Excerpts from an interface dataset
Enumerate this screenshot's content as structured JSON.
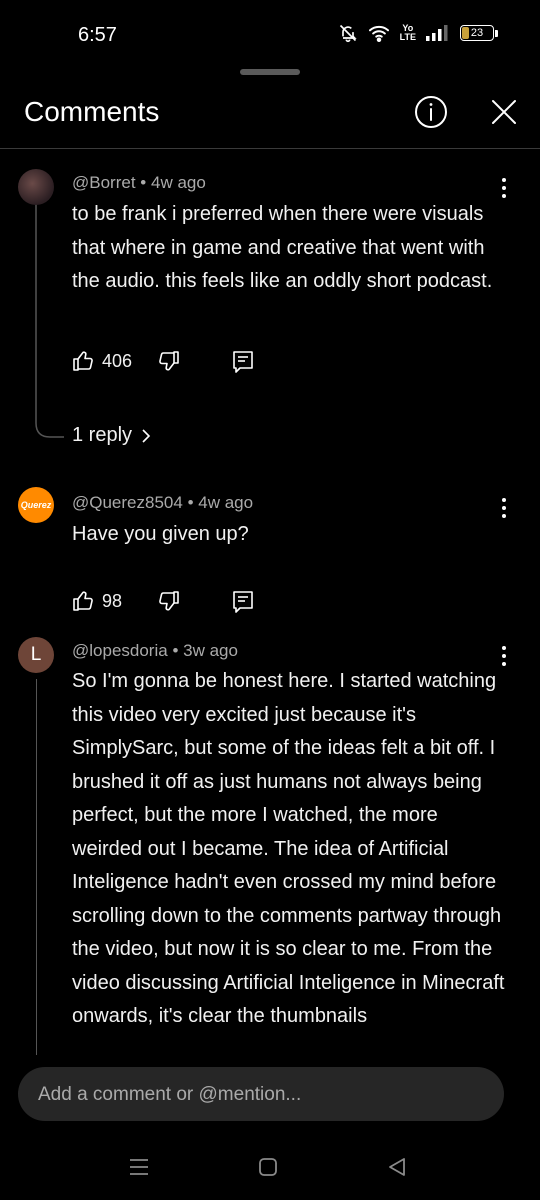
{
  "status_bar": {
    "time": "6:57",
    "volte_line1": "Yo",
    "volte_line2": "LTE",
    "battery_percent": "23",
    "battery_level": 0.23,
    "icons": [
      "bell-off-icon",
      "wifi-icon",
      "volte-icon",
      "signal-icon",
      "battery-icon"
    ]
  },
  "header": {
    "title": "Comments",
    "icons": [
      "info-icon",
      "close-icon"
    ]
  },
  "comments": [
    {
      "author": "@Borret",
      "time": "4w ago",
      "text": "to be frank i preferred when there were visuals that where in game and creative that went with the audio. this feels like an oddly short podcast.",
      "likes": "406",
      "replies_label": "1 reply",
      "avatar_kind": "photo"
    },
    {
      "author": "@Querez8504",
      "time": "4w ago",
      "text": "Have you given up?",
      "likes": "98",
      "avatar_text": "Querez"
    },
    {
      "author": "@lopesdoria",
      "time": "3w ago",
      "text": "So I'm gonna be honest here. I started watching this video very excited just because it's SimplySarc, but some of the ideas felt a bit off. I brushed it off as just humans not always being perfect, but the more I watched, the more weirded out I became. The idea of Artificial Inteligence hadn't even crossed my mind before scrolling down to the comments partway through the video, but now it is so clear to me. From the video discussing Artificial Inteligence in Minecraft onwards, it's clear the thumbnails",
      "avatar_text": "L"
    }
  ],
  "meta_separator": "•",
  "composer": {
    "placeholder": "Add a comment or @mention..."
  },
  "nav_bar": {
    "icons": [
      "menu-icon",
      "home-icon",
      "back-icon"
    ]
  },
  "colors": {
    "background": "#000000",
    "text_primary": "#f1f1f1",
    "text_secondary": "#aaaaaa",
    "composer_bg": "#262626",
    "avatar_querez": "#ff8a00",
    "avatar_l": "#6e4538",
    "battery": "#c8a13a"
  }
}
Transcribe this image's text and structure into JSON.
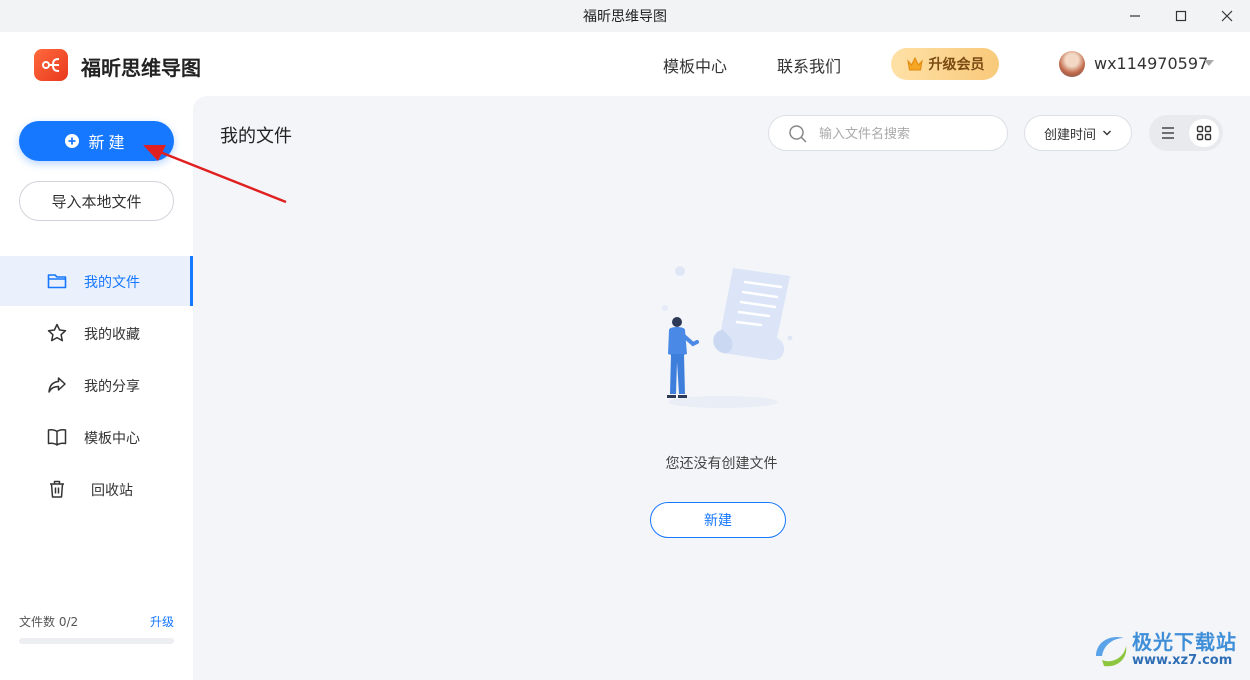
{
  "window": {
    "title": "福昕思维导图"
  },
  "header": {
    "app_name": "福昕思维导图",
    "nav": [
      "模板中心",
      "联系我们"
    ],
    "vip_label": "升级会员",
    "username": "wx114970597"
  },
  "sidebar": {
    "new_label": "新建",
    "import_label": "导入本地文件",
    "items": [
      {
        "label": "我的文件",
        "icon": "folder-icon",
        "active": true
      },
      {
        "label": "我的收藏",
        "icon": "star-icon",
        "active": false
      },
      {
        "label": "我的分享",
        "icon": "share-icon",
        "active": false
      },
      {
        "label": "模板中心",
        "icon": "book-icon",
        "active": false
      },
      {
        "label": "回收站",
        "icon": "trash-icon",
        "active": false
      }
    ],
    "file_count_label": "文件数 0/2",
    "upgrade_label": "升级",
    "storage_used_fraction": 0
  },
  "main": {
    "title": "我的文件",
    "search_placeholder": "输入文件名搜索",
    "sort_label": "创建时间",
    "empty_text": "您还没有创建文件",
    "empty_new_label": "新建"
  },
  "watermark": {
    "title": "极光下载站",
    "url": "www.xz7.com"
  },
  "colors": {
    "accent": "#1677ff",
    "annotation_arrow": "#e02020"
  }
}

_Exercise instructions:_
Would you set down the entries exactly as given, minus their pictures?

_Solution to the exercise:_
Enumerate this screenshot's content as structured JSON.
{
  "status_bar": {
    "time": "6:57",
    "volte_line1": "Yo",
    "volte_line2": "LTE",
    "battery_percent": "23",
    "battery_level": 0.23,
    "icons": [
      "bell-off-icon",
      "wifi-icon",
      "volte-icon",
      "signal-icon",
      "battery-icon"
    ]
  },
  "header": {
    "title": "Comments",
    "icons": [
      "info-icon",
      "close-icon"
    ]
  },
  "comments": [
    {
      "author": "@Borret",
      "time": "4w ago",
      "text": "to be frank i preferred when there were visuals that where in game and creative that went with the audio. this feels like an oddly short podcast.",
      "likes": "406",
      "replies_label": "1 reply",
      "avatar_kind": "photo"
    },
    {
      "author": "@Querez8504",
      "time": "4w ago",
      "text": "Have you given up?",
      "likes": "98",
      "avatar_text": "Querez"
    },
    {
      "author": "@lopesdoria",
      "time": "3w ago",
      "text": "So I'm gonna be honest here. I started watching this video very excited just because it's SimplySarc, but some of the ideas felt a bit off. I brushed it off as just humans not always being perfect, but the more I watched, the more weirded out I became. The idea of Artificial Inteligence hadn't even crossed my mind before scrolling down to the comments partway through the video, but now it is so clear to me. From the video discussing Artificial Inteligence in Minecraft onwards, it's clear the thumbnails",
      "avatar_text": "L"
    }
  ],
  "meta_separator": "•",
  "composer": {
    "placeholder": "Add a comment or @mention..."
  },
  "nav_bar": {
    "icons": [
      "menu-icon",
      "home-icon",
      "back-icon"
    ]
  },
  "colors": {
    "background": "#000000",
    "text_primary": "#f1f1f1",
    "text_secondary": "#aaaaaa",
    "composer_bg": "#262626",
    "avatar_querez": "#ff8a00",
    "avatar_l": "#6e4538",
    "battery": "#c8a13a"
  }
}
Transcribe this image's text and structure into JSON.
{
  "window": {
    "title": "福昕思维导图"
  },
  "header": {
    "app_name": "福昕思维导图",
    "nav": [
      "模板中心",
      "联系我们"
    ],
    "vip_label": "升级会员",
    "username": "wx114970597"
  },
  "sidebar": {
    "new_label": "新建",
    "import_label": "导入本地文件",
    "items": [
      {
        "label": "我的文件",
        "icon": "folder-icon",
        "active": true
      },
      {
        "label": "我的收藏",
        "icon": "star-icon",
        "active": false
      },
      {
        "label": "我的分享",
        "icon": "share-icon",
        "active": false
      },
      {
        "label": "模板中心",
        "icon": "book-icon",
        "active": false
      },
      {
        "label": "回收站",
        "icon": "trash-icon",
        "active": false
      }
    ],
    "file_count_label": "文件数 0/2",
    "upgrade_label": "升级",
    "storage_used_fraction": 0
  },
  "main": {
    "title": "我的文件",
    "search_placeholder": "输入文件名搜索",
    "sort_label": "创建时间",
    "empty_text": "您还没有创建文件",
    "empty_new_label": "新建"
  },
  "watermark": {
    "title": "极光下载站",
    "url": "www.xz7.com"
  },
  "colors": {
    "accent": "#1677ff",
    "annotation_arrow": "#e02020"
  }
}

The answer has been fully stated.